You may have heard that babies need to boost their iron levels, but most babies don’t need to take supplements.
Iron supplements shouldn’t be taken by anyone unless levels have been tested and a medical professional has recommended it.
This is because it cannot be excreted from the body, and can be toxic at high levels.
Can you take too much iron?
Taking supplements can result in high levels of iron.
Infectious bacteria also love to use it to grow inside us.
Normally iron travels round the body accompanied by a transport protein, and if we have too much iron in our body then there isn’t enough of the transporter, then the bacteria like to feed on it, which can potentially lead to inflammation or infections.
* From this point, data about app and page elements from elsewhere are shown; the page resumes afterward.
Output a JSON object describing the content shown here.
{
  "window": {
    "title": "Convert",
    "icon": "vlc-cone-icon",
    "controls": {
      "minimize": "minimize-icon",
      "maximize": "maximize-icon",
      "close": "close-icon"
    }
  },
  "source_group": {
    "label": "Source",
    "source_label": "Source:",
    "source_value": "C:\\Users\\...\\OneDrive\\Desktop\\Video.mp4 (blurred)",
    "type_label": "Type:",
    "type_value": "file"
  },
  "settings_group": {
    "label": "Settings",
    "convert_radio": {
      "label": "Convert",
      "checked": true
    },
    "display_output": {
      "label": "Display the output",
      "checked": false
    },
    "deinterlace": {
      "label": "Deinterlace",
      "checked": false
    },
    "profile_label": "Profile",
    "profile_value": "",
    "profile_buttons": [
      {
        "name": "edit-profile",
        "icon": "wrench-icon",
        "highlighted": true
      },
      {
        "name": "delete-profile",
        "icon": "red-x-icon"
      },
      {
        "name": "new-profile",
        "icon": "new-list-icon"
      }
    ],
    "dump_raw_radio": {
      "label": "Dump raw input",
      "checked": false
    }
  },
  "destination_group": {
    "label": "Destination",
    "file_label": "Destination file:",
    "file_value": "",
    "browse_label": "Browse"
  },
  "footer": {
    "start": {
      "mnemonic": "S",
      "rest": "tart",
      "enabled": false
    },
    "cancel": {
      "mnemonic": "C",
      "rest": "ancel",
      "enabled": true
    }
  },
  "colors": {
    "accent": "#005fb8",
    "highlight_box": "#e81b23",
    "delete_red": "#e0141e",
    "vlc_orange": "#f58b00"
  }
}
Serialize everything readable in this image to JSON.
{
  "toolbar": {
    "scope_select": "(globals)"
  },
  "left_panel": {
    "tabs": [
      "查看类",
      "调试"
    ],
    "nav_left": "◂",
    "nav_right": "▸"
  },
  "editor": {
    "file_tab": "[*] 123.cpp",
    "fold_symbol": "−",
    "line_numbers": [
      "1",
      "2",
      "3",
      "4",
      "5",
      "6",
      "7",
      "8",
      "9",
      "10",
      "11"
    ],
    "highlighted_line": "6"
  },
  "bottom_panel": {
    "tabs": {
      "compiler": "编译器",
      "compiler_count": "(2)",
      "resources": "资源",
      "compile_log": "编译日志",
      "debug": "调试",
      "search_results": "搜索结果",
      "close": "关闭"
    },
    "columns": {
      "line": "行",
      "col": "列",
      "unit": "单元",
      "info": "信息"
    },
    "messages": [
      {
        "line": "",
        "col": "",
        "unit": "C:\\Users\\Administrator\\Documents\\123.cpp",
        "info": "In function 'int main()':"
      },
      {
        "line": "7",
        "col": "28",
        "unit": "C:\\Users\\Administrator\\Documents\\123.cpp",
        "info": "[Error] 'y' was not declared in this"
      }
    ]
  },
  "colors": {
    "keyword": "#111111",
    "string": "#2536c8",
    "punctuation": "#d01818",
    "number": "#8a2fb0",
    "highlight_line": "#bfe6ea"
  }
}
Women with periods with lose iron each month in their monthly bleed so often have lower levels.
How do babies get iron?
Babies are born with iron stores which have crossed over from the placenta.
Premature babies will have had less time for this transfer through the blood and so may have lower stores, it’s occasionally recommended premature babies need to take supplements.
After birth in the initial 6 months our ferritin stores decrease, but babies get iron from their milk.
There is a small amount in breastmilk, very well absorbed, and a larger amount in formula which is not so well absorbed.
Higher levels in formula may account for these babies being more constipated.
What iron rich foods can my baby eat?
Babies need more iron from around 6 months and there is a range of healthy foods you can include in their diet. The best source is organic liver, although most people don’t relish the idea of eating it!
There are two different types:
- Heme-iron, found in meats, is more easily absorbed by the body.
- Non-heme iron comes from plant sources like legumes, vegetables, and cereals. The absorption can be increased by eating vitamin C with these foods. Vitamin C is high in tomatoes, red pepper, cauliflower or fruits like oranges, strawberries or kiwi.
How to give iron rich foods to babies
Babies between 6-12 months should be able to get enough in their diet from breastmilk / formula and eating a range of foods:
- Meat 2-3x a week
- Fish 2-3x week
- Pulses (lentils or beans) 2-3x a week
- Eggs 3-4x a week
- Green vegetables 5-6x a week
Avoid giving too much dairy at the same time as meat, fish or pulses.
High levels of calcium can interfere with iron absorption.
It’s all about a balanced diet. If you’d like help reviewing what your child eats and working with a registered Nutritional Therapist to develop a balanced diet then contact Anna for a Children’s Nutrition appointment.
Anna Mapson supports busy parents to get family nutrition right, taking away the stress if feeding your family. In Bristol or online via video call
- Weaning Consultations & Group Classes
- Children’s Nutrition Consultations (e.g. fussy eating, constipation, eczema, healthy growth, behaviour)